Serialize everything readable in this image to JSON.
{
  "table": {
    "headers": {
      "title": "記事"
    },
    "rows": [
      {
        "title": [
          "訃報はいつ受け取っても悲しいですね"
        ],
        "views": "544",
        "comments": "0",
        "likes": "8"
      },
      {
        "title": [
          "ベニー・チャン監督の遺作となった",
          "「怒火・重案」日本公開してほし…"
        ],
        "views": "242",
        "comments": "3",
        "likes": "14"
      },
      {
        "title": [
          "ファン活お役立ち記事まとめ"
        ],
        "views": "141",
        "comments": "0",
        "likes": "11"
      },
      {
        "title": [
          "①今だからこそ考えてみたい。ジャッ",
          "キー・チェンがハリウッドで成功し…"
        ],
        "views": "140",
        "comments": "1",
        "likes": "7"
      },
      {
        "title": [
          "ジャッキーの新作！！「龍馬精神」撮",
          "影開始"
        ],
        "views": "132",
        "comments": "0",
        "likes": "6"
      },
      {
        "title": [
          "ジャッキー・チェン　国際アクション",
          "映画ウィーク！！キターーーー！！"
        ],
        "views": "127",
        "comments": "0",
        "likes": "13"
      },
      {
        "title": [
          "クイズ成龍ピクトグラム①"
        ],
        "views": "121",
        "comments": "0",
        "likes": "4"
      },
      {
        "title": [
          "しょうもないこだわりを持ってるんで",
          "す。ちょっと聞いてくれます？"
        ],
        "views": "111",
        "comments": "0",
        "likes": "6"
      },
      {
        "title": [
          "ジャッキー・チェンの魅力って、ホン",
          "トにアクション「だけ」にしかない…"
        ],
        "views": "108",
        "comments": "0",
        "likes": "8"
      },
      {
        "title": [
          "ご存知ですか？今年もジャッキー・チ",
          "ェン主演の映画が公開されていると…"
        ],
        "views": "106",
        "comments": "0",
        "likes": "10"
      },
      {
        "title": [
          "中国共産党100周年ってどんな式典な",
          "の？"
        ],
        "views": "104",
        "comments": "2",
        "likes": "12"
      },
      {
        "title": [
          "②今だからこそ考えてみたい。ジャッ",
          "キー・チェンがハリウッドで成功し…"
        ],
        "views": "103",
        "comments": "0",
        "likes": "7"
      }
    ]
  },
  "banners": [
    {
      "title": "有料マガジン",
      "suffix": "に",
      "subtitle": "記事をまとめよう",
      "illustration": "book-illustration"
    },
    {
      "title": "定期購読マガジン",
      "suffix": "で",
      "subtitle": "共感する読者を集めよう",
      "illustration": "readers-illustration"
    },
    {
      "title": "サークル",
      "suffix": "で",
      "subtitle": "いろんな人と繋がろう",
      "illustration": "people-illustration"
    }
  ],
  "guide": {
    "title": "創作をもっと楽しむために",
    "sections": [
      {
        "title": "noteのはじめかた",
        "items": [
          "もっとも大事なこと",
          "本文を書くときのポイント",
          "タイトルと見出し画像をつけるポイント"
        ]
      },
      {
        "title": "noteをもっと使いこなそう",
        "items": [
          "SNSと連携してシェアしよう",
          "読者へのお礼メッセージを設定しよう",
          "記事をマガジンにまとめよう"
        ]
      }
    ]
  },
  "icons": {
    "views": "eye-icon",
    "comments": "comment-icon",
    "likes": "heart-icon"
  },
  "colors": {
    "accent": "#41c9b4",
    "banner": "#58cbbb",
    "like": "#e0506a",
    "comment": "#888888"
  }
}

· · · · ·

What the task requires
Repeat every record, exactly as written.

Written solution
Serialize everything readable in this image to JSON.
{
  "table": {
    "headers": {
      "title": "記事"
    },
    "rows": [
      {
        "title": [
          "訃報はいつ受け取っても悲しいですね"
        ],
        "views": "544",
        "comments": "0",
        "likes": "8"
      },
      {
        "title": [
          "ベニー・チャン監督の遺作となった",
          "「怒火・重案」日本公開してほし…"
        ],
        "views": "242",
        "comments": "3",
        "likes": "14"
      },
      {
        "title": [
          "ファン活お役立ち記事まとめ"
        ],
        "views": "141",
        "comments": "0",
        "likes": "11"
      },
      {
        "title": [
          "①今だからこそ考えてみたい。ジャッ",
          "キー・チェンがハリウッドで成功し…"
        ],
        "views": "140",
        "comments": "1",
        "likes": "7"
      },
      {
        "title": [
          "ジャッキーの新作！！「龍馬精神」撮",
          "影開始"
        ],
        "views": "132",
        "comments": "0",
        "likes": "6"
      },
      {
        "title": [
          "ジャッキー・チェン　国際アクション",
          "映画ウィーク！！キターーーー！！"
        ],
        "views": "127",
        "comments": "0",
        "likes": "13"
      },
      {
        "title": [
          "クイズ成龍ピクトグラム①"
        ],
        "views": "121",
        "comments": "0",
        "likes": "4"
      },
      {
        "title": [
          "しょうもないこだわりを持ってるんで",
          "す。ちょっと聞いてくれます？"
        ],
        "views": "111",
        "comments": "0",
        "likes": "6"
      },
      {
        "title": [
          "ジャッキー・チェンの魅力って、ホン",
          "トにアクション「だけ」にしかない…"
        ],
        "views": "108",
        "comments": "0",
        "likes": "8"
      },
      {
        "title": [
          "ご存知ですか？今年もジャッキー・チ",
          "ェン主演の映画が公開されていると…"
        ],
        "views": "106",
        "comments": "0",
        "likes": "10"
      },
      {
        "title": [
          "中国共産党100周年ってどんな式典な",
          "の？"
        ],
        "views": "104",
        "comments": "2",
        "likes": "12"
      },
      {
        "title": [
          "②今だからこそ考えてみたい。ジャッ",
          "キー・チェンがハリウッドで成功し…"
        ],
        "views": "103",
        "comments": "0",
        "likes": "7"
      }
    ]
  },
  "banners": [
    {
      "title": "有料マガジン",
      "suffix": "に",
      "subtitle": "記事をまとめよう",
      "illustration": "book-illustration"
    },
    {
      "title": "定期購読マガジン",
      "suffix": "で",
      "subtitle": "共感する読者を集めよう",
      "illustration": "readers-illustration"
    },
    {
      "title": "サークル",
      "suffix": "で",
      "subtitle": "いろんな人と繋がろう",
      "illustration": "people-illustration"
    }
  ],
  "guide": {
    "title": "創作をもっと楽しむために",
    "sections": [
      {
        "title": "noteのはじめかた",
        "items": [
          "もっとも大事なこと",
          "本文を書くときのポイント",
          "タイトルと見出し画像をつけるポイント"
        ]
      },
      {
        "title": "noteをもっと使いこなそう",
        "items": [
          "SNSと連携してシェアしよう",
          "読者へのお礼メッセージを設定しよう",
          "記事をマガジンにまとめよう"
        ]
      }
    ]
  },
  "icons": {
    "views": "eye-icon",
    "comments": "comment-icon",
    "likes": "heart-icon"
  },
  "colors": {
    "accent": "#41c9b4",
    "banner": "#58cbbb",
    "like": "#e0506a",
    "comment": "#888888"
  }
}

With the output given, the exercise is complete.